• [What is needed]: Whatever appears in the entries must be given again exactly.

• [Data about app and page elements]:

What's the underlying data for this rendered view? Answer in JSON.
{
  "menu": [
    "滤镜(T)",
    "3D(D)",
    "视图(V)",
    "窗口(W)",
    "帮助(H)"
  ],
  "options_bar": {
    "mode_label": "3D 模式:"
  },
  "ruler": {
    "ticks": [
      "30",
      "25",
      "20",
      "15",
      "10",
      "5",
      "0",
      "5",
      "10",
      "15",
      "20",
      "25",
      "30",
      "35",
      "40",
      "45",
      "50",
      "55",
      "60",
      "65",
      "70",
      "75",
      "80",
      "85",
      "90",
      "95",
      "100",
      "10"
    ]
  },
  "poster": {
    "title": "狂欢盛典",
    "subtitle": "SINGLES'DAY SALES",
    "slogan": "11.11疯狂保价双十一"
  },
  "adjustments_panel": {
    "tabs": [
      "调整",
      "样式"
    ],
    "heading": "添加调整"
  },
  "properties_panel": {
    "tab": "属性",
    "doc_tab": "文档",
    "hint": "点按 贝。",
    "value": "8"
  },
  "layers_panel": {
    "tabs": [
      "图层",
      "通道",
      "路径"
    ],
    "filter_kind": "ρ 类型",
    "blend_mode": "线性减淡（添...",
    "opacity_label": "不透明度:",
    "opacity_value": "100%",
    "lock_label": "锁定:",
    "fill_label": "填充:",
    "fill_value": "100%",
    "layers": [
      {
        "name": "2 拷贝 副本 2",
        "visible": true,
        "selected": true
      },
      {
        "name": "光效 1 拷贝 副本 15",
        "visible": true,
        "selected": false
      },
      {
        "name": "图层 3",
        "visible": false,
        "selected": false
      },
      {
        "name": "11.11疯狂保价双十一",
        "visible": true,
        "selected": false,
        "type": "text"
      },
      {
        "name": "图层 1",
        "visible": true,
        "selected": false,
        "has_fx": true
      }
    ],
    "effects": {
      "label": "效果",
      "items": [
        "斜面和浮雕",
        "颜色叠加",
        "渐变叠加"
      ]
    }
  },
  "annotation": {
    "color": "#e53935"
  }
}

• [Result]:
What's the underlying data for this rendered view? Answer in JSON.
{
  "menu": [
    "滤镜(T)",
    "3D(D)",
    "视图(V)",
    "窗口(W)",
    "帮助(H)"
  ],
  "options_bar": {
    "mode_label": "3D 模式:"
  },
  "ruler": {
    "ticks": [
      "30",
      "25",
      "20",
      "15",
      "10",
      "5",
      "0",
      "5",
      "10",
      "15",
      "20",
      "25",
      "30",
      "35",
      "40",
      "45",
      "50",
      "55",
      "60",
      "65",
      "70",
      "75",
      "80",
      "85",
      "90",
      "95",
      "100",
      "10"
    ]
  },
  "poster": {
    "title": "狂欢盛典",
    "subtitle": "SINGLES'DAY SALES",
    "slogan": "11.11疯狂保价双十一"
  },
  "adjustments_panel": {
    "tabs": [
      "调整",
      "样式"
    ],
    "heading": "添加调整"
  },
  "properties_panel": {
    "tab": "属性",
    "doc_tab": "文档",
    "hint": "点按 贝。",
    "value": "8"
  },
  "layers_panel": {
    "tabs": [
      "图层",
      "通道",
      "路径"
    ],
    "filter_kind": "ρ 类型",
    "blend_mode": "线性减淡（添...",
    "opacity_label": "不透明度:",
    "opacity_value": "100%",
    "lock_label": "锁定:",
    "fill_label": "填充:",
    "fill_value": "100%",
    "layers": [
      {
        "name": "2 拷贝 副本 2",
        "visible": true,
        "selected": true
      },
      {
        "name": "光效 1 拷贝 副本 15",
        "visible": true,
        "selected": false
      },
      {
        "name": "图层 3",
        "visible": false,
        "selected": false
      },
      {
        "name": "11.11疯狂保价双十一",
        "visible": true,
        "selected": false,
        "type": "text"
      },
      {
        "name": "图层 1",
        "visible": true,
        "selected": false,
        "has_fx": true
      }
    ],
    "effects": {
      "label": "效果",
      "items": [
        "斜面和浮雕",
        "颜色叠加",
        "渐变叠加"
      ]
    }
  },
  "annotation": {
    "color": "#e53935"
  }
}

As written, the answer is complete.